Come follow her on the road, trades of Galway, the fishermen, and the carpenters, and the weavers! It is by no short road we will carry her that never will walk any road from this out! By Williams-gate, beside Lynch’s gallows, beside the gaol of the hangings, the salmon will make their leap as we pass!
Men at Door: We will. We will follow her, McDonough.
Others: Give us the first place.
Others: We ourselves will carry her!
McDonough: Faith, Catherine, you have your share and your choice this day of fine men, asking to carry you and to lend you their strength.
I will give no leave to traffickers to put their shoulder under you, or to any that made a refusal, or any seaside man at all.
I will give leave to no one but the sheep-shearers from Eserkelly, from Moneen and Cahirlinny and the whole stretch of Cregroostha. It is they have friendship for music, it is they have a wish for my four bones.
(Sheep-shearers come in.
They are dressed in white flannel. Each
has a pair of shears at his side. The first carries a crook.)
First Sheep-shearer: Is it within there she is, McDonough?
First Hag: Go in through the door. The boards are around her and a clean quilt over them. Have a care not to leave down your hands on it, and they maybe being soiled with the fair.
(They take off their hats and go in.)
McDonough: (Turning to her door.) If you got no great honour from your birth up, and went barefoot through the first of your youth, you will get great respect now and will be remembered in the times to come.
There is many a lady dragging silk skirts through the lawns and the flower knots of Connacht, will get no such grand gathering of people at the last as you are getting on this day.
It is the story of the burying of McDonough’s wife will be written in the book of the people!
(Sheep-shearers appear at inner
door. McDonough goes out,
squeezing the pipes. Triumphant music is heard from outside.)
THE BOGIE MEN

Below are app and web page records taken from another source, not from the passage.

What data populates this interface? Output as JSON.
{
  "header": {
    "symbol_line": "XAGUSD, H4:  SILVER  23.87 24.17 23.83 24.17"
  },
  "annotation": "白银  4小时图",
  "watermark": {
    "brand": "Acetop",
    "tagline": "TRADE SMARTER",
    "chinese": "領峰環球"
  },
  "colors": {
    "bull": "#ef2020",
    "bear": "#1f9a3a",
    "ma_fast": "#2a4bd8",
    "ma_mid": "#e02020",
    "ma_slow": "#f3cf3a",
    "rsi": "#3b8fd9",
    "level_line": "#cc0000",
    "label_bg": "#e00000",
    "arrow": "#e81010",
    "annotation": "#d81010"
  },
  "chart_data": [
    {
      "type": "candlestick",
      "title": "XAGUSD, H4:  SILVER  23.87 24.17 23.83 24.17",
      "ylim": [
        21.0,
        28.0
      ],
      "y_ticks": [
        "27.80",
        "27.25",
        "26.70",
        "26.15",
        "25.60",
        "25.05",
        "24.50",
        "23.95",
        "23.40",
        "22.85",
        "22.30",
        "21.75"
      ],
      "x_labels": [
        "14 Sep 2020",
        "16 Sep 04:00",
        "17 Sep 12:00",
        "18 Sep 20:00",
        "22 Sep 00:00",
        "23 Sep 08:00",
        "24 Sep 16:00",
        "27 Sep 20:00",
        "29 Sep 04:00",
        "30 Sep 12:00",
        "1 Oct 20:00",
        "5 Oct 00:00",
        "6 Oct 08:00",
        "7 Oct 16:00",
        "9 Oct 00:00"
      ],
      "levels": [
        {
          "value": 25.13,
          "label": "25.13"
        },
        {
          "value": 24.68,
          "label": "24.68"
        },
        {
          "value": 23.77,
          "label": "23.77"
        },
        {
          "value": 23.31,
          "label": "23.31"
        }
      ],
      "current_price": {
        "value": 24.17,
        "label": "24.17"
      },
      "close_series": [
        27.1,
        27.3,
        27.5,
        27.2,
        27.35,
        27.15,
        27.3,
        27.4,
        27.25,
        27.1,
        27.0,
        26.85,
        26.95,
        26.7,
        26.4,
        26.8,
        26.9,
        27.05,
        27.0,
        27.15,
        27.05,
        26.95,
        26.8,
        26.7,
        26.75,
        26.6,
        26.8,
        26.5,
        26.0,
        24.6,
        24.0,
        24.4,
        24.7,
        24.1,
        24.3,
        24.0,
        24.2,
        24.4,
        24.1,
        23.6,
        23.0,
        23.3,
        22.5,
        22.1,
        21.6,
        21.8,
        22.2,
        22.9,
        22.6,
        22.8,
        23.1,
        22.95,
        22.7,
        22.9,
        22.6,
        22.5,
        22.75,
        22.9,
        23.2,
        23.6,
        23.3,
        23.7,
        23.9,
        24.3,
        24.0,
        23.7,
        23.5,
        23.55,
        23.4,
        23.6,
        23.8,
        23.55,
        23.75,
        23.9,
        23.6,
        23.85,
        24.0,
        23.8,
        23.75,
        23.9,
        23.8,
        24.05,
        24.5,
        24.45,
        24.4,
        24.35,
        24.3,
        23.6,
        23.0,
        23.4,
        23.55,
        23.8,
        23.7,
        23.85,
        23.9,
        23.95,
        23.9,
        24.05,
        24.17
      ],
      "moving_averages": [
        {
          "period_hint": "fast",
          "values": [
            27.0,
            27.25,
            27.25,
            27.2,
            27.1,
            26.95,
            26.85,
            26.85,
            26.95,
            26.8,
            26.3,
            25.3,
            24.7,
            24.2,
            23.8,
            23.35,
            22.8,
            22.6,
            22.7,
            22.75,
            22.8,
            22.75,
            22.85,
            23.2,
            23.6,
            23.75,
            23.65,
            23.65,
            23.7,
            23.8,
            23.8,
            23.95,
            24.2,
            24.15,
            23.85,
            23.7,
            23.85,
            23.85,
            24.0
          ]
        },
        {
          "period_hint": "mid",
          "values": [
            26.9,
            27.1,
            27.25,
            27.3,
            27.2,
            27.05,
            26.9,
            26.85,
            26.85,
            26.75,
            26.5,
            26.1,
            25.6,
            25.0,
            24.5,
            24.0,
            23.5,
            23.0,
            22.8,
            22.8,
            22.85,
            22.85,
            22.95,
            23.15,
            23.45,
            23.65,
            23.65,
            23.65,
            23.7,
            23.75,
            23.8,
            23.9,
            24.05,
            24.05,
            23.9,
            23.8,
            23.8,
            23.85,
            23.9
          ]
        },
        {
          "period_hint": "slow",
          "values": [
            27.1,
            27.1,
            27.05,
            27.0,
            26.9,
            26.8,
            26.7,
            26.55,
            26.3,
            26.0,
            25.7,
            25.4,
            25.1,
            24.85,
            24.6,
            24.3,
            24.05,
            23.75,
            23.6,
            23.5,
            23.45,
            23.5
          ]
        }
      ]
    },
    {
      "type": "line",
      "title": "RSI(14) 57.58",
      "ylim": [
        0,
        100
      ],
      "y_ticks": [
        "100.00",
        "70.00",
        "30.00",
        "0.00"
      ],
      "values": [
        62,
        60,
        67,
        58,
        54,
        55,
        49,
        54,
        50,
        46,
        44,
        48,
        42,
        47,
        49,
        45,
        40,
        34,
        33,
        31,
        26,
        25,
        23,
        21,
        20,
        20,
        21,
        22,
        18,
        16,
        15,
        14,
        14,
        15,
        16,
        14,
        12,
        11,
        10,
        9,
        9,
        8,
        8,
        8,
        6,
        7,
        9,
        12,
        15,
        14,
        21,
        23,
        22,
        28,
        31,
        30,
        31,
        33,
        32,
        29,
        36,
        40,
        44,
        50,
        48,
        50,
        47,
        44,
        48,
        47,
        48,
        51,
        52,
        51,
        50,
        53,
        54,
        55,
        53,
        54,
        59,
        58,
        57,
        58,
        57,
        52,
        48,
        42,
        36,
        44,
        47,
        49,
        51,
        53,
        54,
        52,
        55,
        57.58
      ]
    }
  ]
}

A message sent to America from Dublin that our Theatre had been “driven out with hisses”; an answering message from New York that the Playboy, the cause of battle, was now “as dead as a doornail,” set me musing with renewed delight on our incorrigible genius for myth-making, the faculty that makes our traditional history a perpetual joy, because it is, like the Sidhe, an eternal Shape-changer.